What to work on: Would you count the lines in the entries below that contain "size"? Reply with the number only.

--

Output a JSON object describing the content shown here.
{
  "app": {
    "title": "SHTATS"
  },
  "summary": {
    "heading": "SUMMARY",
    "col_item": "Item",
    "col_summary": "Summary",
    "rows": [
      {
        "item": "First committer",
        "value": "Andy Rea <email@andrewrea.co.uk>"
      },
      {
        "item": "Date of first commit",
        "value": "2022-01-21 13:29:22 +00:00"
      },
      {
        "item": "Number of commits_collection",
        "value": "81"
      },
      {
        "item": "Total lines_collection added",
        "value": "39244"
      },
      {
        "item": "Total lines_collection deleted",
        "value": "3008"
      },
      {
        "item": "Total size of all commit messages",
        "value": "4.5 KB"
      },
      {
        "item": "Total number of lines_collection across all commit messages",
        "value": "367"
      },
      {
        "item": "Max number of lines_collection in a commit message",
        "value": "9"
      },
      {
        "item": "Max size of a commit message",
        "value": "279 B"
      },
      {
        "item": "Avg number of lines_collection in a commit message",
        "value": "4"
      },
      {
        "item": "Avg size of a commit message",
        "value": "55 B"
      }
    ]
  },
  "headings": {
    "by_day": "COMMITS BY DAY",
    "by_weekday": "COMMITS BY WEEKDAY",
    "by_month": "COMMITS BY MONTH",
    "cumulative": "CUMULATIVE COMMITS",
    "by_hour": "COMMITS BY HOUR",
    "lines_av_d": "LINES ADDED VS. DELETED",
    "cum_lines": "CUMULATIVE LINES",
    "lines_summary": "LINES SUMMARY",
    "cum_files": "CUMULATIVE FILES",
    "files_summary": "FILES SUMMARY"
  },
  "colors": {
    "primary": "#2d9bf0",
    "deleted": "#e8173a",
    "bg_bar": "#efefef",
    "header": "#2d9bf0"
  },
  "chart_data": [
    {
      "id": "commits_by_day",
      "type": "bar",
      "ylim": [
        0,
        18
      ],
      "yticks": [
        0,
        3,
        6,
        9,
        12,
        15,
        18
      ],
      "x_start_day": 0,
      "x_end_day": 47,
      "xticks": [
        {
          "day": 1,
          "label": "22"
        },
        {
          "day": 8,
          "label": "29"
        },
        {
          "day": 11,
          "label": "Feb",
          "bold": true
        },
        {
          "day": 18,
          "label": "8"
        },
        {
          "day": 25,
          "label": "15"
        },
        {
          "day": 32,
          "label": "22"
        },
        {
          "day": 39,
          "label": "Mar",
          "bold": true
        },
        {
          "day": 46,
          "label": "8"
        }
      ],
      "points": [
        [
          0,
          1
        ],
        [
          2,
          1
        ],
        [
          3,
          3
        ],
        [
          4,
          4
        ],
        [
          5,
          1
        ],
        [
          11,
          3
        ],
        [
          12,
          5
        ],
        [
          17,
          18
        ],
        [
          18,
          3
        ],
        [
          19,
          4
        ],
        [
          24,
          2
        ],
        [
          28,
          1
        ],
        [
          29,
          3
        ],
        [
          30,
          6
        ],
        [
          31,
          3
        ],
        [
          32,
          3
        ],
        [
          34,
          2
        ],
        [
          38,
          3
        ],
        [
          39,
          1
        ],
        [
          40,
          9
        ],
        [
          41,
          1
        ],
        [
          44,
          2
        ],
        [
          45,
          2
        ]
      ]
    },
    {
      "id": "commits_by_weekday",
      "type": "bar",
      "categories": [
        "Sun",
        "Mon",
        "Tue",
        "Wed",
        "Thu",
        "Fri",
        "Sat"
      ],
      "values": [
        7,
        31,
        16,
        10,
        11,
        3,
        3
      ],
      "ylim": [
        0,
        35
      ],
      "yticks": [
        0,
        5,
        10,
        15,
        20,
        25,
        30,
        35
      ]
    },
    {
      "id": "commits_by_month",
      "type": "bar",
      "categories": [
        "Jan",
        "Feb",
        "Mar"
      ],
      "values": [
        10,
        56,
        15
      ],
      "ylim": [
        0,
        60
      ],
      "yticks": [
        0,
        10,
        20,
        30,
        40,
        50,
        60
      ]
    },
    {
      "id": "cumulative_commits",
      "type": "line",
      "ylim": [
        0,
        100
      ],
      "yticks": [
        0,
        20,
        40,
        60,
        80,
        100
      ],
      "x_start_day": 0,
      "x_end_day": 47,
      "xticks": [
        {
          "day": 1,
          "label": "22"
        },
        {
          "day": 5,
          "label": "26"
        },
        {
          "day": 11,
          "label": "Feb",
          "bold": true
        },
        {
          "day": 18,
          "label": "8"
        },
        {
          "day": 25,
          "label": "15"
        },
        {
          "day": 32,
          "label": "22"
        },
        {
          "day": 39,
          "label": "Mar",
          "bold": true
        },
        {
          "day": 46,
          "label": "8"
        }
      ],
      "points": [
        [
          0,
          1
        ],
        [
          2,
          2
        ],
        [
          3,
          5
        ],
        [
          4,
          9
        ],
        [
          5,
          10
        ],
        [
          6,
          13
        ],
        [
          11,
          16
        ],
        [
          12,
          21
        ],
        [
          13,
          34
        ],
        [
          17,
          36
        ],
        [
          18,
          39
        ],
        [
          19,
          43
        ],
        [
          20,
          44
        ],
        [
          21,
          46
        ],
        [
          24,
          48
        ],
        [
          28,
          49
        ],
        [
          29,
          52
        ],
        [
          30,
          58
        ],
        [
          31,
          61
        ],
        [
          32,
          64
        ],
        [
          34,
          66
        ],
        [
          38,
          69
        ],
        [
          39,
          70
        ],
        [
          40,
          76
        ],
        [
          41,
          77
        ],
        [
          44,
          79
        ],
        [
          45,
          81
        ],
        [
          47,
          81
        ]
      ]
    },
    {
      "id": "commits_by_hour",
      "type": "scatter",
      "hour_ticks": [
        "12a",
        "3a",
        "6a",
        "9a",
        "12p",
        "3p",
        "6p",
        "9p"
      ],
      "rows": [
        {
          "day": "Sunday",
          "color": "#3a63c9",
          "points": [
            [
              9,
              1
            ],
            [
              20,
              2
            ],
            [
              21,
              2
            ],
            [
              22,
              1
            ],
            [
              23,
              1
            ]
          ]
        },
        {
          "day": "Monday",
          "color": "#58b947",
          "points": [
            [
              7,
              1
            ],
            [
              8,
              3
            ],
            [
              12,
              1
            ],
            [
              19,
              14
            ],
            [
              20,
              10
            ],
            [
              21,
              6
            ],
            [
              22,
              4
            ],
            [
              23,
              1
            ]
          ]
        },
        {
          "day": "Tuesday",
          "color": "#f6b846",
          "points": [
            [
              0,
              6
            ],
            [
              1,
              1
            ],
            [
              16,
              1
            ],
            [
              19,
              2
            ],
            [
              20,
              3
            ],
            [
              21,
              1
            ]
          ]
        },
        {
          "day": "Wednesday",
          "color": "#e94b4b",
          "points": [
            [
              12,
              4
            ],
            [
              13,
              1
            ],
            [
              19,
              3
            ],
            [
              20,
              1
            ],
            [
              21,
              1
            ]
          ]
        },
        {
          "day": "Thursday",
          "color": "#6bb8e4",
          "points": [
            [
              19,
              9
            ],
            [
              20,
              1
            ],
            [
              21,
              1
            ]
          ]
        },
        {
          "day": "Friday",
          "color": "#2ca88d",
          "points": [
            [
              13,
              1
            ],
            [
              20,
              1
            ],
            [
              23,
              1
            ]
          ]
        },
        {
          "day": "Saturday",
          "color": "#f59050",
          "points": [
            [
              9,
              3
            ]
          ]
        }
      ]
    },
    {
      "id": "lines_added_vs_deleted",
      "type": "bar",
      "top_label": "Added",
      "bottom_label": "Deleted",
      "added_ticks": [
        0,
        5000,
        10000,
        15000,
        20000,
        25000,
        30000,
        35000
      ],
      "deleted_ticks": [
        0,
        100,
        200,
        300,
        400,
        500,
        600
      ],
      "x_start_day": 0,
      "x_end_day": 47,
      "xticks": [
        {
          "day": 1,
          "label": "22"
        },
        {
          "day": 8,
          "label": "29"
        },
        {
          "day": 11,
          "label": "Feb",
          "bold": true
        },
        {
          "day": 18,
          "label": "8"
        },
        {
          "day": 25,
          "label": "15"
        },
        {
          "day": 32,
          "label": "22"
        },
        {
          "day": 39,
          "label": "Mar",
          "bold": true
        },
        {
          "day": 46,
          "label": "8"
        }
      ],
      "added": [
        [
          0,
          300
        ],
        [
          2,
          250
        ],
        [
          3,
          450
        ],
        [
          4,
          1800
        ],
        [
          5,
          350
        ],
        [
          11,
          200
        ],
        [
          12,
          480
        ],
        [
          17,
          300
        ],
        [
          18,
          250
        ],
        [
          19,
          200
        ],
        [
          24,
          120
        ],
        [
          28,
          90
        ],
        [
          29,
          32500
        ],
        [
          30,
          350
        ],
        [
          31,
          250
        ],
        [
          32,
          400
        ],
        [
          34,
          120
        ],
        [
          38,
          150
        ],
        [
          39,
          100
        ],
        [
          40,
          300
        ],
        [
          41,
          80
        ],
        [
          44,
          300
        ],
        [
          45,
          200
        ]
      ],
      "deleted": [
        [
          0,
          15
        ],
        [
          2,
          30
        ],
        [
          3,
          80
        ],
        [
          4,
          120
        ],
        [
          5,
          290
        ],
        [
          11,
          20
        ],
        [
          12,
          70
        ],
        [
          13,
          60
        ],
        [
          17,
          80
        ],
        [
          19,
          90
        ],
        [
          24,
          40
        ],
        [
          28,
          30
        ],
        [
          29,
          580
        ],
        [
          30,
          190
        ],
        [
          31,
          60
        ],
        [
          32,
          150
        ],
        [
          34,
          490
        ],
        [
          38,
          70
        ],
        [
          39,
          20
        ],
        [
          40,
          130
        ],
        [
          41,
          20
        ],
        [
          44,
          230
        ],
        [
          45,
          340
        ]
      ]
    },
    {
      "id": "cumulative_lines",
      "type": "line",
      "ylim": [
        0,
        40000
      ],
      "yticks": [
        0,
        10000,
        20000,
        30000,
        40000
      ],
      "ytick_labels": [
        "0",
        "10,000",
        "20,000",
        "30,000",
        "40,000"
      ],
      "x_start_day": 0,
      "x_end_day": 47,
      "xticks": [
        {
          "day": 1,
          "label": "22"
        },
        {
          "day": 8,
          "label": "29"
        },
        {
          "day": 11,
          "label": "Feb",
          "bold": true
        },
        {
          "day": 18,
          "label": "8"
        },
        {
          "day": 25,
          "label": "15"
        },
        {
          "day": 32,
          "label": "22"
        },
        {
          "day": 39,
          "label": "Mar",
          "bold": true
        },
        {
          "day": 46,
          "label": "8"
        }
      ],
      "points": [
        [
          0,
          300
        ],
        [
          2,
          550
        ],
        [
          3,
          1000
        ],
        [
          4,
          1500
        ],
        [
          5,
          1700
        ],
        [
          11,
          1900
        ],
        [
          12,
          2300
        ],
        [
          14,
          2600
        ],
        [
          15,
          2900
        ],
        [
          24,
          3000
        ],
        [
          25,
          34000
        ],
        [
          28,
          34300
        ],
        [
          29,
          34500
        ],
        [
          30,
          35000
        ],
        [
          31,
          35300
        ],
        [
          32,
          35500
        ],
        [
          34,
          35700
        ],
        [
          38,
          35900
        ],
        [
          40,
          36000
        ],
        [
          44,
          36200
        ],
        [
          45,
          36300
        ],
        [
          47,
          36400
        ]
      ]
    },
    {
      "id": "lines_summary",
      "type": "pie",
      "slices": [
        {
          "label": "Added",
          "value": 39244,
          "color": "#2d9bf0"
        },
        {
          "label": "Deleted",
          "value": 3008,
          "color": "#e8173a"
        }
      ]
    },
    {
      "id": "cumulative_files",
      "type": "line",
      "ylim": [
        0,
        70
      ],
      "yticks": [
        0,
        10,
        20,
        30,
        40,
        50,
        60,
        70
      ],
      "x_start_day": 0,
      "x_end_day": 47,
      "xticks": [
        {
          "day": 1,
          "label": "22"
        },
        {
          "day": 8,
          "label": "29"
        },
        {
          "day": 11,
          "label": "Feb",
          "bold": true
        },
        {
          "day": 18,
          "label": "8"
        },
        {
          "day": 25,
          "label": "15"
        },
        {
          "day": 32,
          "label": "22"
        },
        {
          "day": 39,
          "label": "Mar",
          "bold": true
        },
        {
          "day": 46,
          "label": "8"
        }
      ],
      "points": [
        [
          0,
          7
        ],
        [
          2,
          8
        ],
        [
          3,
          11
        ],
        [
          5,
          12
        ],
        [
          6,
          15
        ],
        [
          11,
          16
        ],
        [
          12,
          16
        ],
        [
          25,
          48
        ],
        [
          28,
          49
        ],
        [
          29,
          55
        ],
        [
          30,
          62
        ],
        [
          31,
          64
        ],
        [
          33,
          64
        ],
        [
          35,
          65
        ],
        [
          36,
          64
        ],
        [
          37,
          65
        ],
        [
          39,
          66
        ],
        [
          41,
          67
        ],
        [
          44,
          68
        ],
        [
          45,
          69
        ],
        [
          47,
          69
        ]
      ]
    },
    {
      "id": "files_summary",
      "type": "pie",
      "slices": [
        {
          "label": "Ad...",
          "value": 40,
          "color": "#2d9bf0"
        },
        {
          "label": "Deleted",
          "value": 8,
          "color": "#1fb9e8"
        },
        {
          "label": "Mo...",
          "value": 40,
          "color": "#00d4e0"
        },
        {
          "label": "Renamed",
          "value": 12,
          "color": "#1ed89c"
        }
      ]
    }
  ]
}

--

Output below: 3